But I believe that, as a species, human beings define their reality through suffering and misery. The perfect world was a dream that your primitive cerebrum kept trying to wake up from.For all the fantasy of its setting, the Matrix presented us with a choice as profoundly real as the one the Buddha wrestled with in the years before time. Will we stay asleep in this world or will we awake to reality?
My friend, what are you?LOST is also a fantasy, and maybe in the end, that's all it will be. Maybe fans will be satisfied with a synthetic and sentimental end, such as many interpreted this episode to be pointing at, an ending where "spectacular, consciousness altering love" - at least as experienced by the male halves of the three psuedo-couples in this episode - buys them a free pass out of reality and into an up and running OtherVerse where none of their misbegotten choices will ever haunt them again.
Are you a god?"
"No"said the Buddha.
"Well, then, are you a wizard?"
"Are you a man?"
"Well, my friend, then what are you?"
The Buddha replied,
"I am awake."
Hell, I'm ready for anything in these last few episodes. Certainly all doors are still open. There's still time for ancient Egyptian sailors to disembark on Hydra Island. Or for unicorns to come flying in and carry all the Candidates away on their backs. Who knows? Eloise might pull off that hair helmet and reveal that underneath it all, she's been an alien being all this time.

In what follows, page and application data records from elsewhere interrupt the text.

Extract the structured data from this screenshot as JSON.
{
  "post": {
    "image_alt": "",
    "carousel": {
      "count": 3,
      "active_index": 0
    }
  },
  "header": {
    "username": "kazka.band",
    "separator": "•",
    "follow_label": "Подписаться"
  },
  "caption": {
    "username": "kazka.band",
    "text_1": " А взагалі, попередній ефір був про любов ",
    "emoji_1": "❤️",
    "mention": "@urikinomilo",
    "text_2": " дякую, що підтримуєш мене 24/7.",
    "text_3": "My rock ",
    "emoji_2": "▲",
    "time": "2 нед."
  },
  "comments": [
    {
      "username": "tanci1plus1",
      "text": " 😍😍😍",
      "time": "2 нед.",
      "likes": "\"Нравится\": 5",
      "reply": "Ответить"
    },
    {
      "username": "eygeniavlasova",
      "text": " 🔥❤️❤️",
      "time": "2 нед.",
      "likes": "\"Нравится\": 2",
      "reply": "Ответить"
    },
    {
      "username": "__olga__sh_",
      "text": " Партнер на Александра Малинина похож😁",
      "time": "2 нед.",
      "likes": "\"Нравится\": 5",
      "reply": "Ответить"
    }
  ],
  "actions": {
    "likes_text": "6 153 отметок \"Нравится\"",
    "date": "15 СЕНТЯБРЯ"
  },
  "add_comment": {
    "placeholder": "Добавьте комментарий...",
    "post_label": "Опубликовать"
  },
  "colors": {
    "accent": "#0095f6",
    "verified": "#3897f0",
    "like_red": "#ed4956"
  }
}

Or maybe they'll just reveal that OtherLOST was nothing more than one last entertaining diversion. A place for everyone who doesn't really exist to have one last curtain call. A Bohemian Rhapsody for the Zombie Season.
That might be fun, right? It would certainly be Spectacular! If slightly less than Consciousness Altering.
Nothing can stop each of us from having our own personal preferences. Speaking for myself, the only thing I ask from any fantasy is that it have a metaphor within it that I can apply somehow to the world as I know it. In The Matrix, Neo has a choice. He can take the blue pill and go back to sleep, or he can take the red pill and Morpheus will show him "how deep the rabbit-hole goes." Personally, I'm hoping Desmond chooses to see how deep the rabbit hole goes.
As OtherWidmore tells him, he is a man without attachments. Were we meant to take the obvious implication from that, that poor OtherDesmond had no love in his life and was to be pitied for it? Should we be assuming that non-attachment is a bad thing? Both Christ and the Buddha taught that freedom from worldly attachents was the essential first step to any kind of enlightenment.
Widmore seems to be prepping Desmond for some final battle with the Smoke Monster, a battle that his magnetic superpowers make him uniquely qualified to wage. At the end of the episode we see that Desmond is more than willing now to cooperate. What has happened to him? What did that last gargantuan struggle with the EMF Beastie do to him?
There's no saying, but he seems to have attained a Zen like state of Enlightenment. In both worlds. He agrees to work with Widmore.Then he turns around and leaves just as easily with the impassively murderous Sayid.
It's like he knows now that there's no point in reasoning any of this out, because he's seen the ultimate truth.
OtherDesmond seems to have had the same revelation. He needs to find the other 815-ers, not to tell them anything, but to show them. This "show, not tell" mantra is repeated throughout the episode so many times that I think it's wise for us to pay attention to it. But once everyone has understood the thing that Desmond is about to show them, what choices will that leave them? Will they choose to abandon the world of reality and hop aboard the spaceship of perpetual fantasy? Or will they stay put and discover the thing that is real, the thing that is true?
Make truth your island.
Make truth your refuge.
There is no other refuge.